Component data from apps and pages:
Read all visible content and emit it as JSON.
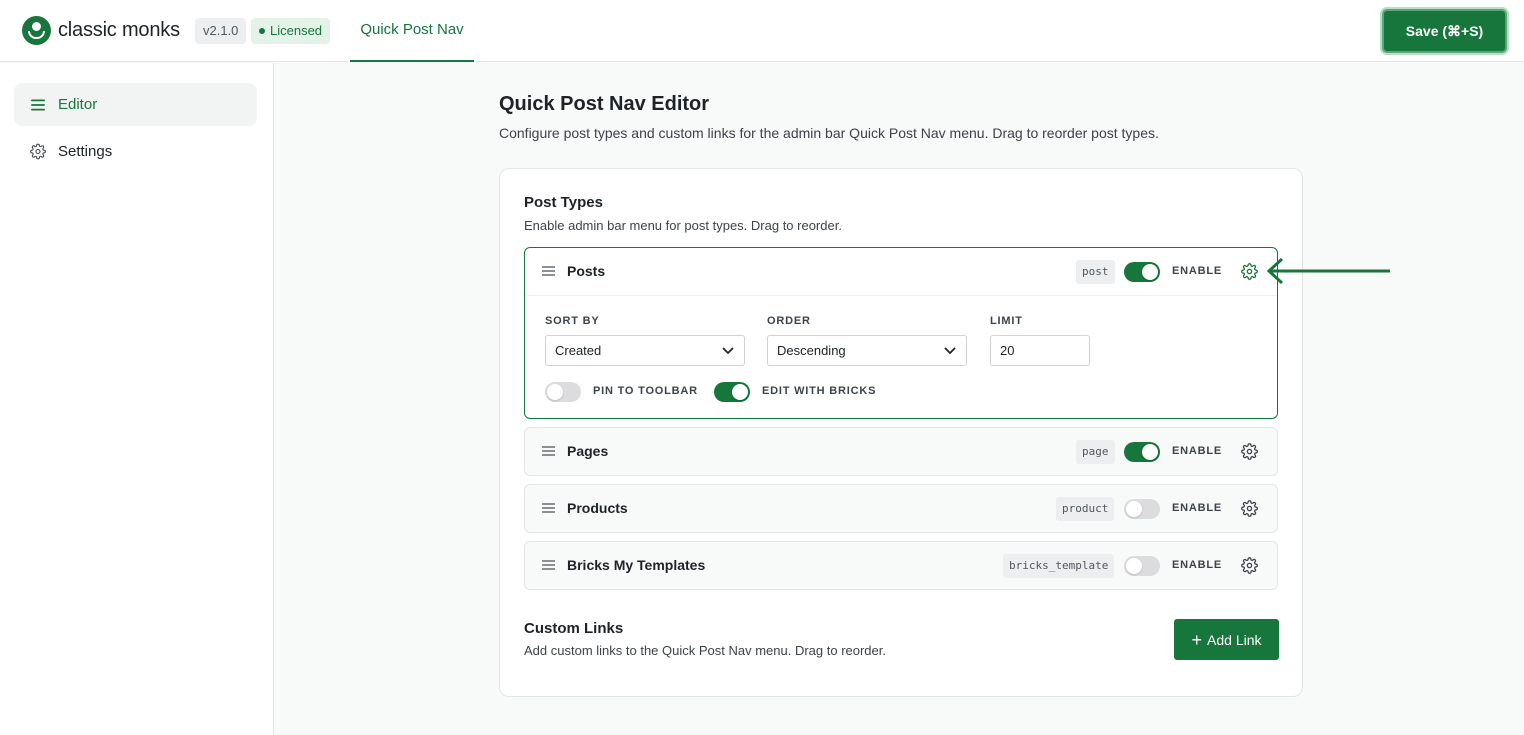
{
  "header": {
    "brand": "classic monks",
    "version": "v2.1.0",
    "license_status": "Licensed",
    "nav_tab": "Quick Post Nav",
    "save_label": "Save (⌘+S)"
  },
  "sidebar": {
    "items": [
      {
        "label": "Editor",
        "icon": "menu-icon",
        "active": true
      },
      {
        "label": "Settings",
        "icon": "gear-icon",
        "active": false
      }
    ]
  },
  "main": {
    "title": "Quick Post Nav Editor",
    "description": "Configure post types and custom links for the admin bar Quick Post Nav menu. Drag to reorder post types."
  },
  "post_types": {
    "title": "Post Types",
    "description": "Enable admin bar menu for post types. Drag to reorder.",
    "enable_label": "ENABLE",
    "items": [
      {
        "name": "Posts",
        "slug": "post",
        "enabled": true,
        "expanded": true
      },
      {
        "name": "Pages",
        "slug": "page",
        "enabled": true,
        "expanded": false
      },
      {
        "name": "Products",
        "slug": "product",
        "enabled": false,
        "expanded": false
      },
      {
        "name": "Bricks My Templates",
        "slug": "bricks_template",
        "enabled": false,
        "expanded": false
      }
    ],
    "settings": {
      "sort_by_label": "SORT BY",
      "sort_by_value": "Created",
      "order_label": "ORDER",
      "order_value": "Descending",
      "limit_label": "LIMIT",
      "limit_value": "20",
      "pin_label": "PIN TO TOOLBAR",
      "pin_enabled": false,
      "edit_bricks_label": "EDIT WITH BRICKS",
      "edit_bricks_enabled": true
    }
  },
  "custom_links": {
    "title": "Custom Links",
    "description": "Add custom links to the Quick Post Nav menu. Drag to reorder.",
    "add_label": "Add Link"
  },
  "colors": {
    "accent": "#16763c",
    "accent_light": "#e4f3e8",
    "toggle_off": "#dcdcde"
  }
}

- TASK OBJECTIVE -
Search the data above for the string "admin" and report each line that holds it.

- WRITTEN REPLY -
    "description": "Configure post types and custom links for the admin bar Quick Post Nav menu. Drag to reorder post types."
    "description": "Enable admin bar menu for post types. Drag to reorder.",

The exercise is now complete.